Activity =>
For each line of the data that includes the word "community", copy the line.

Dataset rows for apps and sites =>
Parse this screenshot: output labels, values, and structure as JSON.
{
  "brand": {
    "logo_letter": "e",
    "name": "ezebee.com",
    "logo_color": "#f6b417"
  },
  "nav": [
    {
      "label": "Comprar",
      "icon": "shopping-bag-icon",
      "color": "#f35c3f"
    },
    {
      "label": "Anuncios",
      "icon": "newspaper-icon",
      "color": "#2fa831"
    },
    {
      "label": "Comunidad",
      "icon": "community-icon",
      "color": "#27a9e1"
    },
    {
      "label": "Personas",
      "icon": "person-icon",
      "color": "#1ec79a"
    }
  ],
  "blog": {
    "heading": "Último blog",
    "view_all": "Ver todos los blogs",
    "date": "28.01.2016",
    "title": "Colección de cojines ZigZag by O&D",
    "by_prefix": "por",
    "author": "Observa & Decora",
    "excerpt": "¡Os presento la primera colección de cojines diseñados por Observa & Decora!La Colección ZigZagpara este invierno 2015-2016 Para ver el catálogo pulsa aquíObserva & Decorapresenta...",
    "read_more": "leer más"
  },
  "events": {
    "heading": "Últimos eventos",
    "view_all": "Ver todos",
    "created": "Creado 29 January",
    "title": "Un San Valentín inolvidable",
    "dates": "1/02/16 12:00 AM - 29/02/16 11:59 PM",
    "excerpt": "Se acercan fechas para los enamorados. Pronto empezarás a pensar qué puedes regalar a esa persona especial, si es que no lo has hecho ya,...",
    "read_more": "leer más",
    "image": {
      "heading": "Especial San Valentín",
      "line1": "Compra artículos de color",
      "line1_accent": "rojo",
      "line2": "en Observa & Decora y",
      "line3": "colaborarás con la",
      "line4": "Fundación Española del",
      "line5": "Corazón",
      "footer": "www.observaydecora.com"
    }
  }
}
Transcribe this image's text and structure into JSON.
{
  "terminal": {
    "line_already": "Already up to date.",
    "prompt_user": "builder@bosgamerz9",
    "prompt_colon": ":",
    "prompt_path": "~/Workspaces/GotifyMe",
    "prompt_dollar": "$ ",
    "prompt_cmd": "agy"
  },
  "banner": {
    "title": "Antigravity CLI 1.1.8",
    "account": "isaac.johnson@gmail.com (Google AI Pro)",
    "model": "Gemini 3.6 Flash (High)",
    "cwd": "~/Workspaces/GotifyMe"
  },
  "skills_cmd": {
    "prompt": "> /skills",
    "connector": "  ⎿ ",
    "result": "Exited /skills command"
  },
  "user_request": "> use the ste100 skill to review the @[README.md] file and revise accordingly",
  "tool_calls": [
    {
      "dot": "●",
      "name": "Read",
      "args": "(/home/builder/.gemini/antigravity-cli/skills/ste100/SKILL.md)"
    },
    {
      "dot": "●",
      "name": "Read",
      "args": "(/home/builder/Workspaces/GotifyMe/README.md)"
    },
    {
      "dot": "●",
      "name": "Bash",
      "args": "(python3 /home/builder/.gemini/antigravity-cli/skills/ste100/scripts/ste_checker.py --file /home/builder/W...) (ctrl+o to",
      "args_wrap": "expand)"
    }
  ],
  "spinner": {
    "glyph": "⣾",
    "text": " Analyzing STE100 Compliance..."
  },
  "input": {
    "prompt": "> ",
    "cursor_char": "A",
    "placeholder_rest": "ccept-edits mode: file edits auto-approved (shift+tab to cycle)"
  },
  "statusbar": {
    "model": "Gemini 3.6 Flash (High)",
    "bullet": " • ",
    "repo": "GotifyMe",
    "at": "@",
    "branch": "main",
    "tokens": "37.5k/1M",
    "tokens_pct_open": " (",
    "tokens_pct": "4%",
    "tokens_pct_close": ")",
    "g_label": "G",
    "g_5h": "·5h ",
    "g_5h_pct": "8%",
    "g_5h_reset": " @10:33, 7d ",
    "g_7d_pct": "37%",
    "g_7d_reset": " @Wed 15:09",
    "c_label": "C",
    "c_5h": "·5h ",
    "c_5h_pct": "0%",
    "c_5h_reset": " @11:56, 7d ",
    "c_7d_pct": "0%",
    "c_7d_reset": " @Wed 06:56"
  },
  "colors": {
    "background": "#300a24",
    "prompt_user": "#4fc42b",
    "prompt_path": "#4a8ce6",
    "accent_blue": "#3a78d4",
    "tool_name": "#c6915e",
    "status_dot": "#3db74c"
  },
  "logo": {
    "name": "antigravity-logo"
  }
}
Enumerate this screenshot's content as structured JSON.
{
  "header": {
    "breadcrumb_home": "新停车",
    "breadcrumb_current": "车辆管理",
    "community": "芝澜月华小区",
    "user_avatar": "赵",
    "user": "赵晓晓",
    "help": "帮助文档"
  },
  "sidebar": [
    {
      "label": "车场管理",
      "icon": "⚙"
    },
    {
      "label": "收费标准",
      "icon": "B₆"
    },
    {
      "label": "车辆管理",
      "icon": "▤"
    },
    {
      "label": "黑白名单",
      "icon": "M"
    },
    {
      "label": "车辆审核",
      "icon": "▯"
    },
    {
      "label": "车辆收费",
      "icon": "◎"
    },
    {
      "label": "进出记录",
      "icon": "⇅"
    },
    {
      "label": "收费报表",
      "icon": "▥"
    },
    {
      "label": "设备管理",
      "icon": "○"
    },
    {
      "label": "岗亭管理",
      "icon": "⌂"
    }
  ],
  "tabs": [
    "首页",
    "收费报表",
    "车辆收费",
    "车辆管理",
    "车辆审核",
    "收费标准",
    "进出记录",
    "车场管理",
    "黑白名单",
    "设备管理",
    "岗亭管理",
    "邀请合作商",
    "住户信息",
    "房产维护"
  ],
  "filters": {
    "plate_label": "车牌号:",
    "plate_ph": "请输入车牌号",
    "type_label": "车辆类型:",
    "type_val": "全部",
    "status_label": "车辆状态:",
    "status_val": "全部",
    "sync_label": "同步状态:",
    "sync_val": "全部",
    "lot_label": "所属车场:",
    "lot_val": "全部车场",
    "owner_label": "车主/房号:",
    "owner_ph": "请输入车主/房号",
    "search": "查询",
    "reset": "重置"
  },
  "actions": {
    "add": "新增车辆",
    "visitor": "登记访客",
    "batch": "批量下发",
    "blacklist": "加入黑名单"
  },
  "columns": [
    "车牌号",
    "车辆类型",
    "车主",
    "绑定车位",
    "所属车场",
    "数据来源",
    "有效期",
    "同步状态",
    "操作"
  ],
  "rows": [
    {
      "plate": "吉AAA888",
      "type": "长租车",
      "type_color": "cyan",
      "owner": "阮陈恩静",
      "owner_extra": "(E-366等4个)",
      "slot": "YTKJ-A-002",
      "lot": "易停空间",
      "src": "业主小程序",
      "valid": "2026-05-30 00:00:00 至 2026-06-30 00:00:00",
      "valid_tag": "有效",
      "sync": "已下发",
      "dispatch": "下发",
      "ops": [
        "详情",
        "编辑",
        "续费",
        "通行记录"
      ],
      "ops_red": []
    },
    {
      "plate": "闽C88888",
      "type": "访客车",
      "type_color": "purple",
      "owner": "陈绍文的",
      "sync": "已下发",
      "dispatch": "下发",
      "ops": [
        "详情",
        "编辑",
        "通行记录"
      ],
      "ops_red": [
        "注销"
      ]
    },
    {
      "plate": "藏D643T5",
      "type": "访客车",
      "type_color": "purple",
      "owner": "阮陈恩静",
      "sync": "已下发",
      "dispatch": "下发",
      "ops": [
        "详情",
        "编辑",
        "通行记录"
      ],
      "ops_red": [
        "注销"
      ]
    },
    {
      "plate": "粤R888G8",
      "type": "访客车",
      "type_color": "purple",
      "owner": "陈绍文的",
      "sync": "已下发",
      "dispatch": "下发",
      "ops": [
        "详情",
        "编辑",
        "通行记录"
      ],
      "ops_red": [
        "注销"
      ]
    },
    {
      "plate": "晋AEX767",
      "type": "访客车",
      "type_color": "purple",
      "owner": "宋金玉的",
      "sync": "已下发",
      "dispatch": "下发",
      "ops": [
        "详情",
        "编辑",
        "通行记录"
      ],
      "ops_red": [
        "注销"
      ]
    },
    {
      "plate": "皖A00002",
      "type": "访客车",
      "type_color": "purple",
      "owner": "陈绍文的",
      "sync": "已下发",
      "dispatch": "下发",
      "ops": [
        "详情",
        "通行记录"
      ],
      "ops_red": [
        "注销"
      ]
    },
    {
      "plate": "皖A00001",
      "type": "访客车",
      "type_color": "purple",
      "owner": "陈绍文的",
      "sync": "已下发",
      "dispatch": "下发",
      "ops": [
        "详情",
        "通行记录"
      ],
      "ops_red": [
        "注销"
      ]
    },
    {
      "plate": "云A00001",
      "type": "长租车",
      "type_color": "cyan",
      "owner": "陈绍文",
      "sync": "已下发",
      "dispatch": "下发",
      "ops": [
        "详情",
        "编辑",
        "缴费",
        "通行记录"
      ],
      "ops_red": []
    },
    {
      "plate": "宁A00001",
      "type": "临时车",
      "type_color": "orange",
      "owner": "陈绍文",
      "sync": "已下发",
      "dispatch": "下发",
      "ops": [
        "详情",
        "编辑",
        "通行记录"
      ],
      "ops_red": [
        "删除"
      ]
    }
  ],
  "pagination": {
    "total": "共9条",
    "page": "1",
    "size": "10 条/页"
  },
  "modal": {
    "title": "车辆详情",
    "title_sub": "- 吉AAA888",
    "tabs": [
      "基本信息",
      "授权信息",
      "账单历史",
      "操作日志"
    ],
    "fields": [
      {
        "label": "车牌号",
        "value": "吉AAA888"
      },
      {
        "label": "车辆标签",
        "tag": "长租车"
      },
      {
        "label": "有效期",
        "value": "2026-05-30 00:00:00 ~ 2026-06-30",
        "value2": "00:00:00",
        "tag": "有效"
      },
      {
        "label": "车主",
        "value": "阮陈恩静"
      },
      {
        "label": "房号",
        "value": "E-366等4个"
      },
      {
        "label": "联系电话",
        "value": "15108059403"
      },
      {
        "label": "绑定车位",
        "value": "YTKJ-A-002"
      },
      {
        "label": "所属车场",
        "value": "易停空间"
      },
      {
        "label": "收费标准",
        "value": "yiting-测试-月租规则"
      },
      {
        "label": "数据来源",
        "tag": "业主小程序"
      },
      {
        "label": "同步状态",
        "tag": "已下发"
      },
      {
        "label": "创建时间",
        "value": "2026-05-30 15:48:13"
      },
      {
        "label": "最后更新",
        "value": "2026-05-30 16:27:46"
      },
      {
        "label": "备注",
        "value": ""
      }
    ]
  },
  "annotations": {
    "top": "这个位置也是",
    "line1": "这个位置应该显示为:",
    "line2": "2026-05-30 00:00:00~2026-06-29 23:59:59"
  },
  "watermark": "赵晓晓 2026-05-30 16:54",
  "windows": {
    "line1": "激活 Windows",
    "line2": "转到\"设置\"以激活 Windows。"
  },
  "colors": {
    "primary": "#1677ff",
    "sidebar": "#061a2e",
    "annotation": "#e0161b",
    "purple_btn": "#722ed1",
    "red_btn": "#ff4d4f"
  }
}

Written response =>
      "icon": "community-icon",
    "community": "芝澜月华小区",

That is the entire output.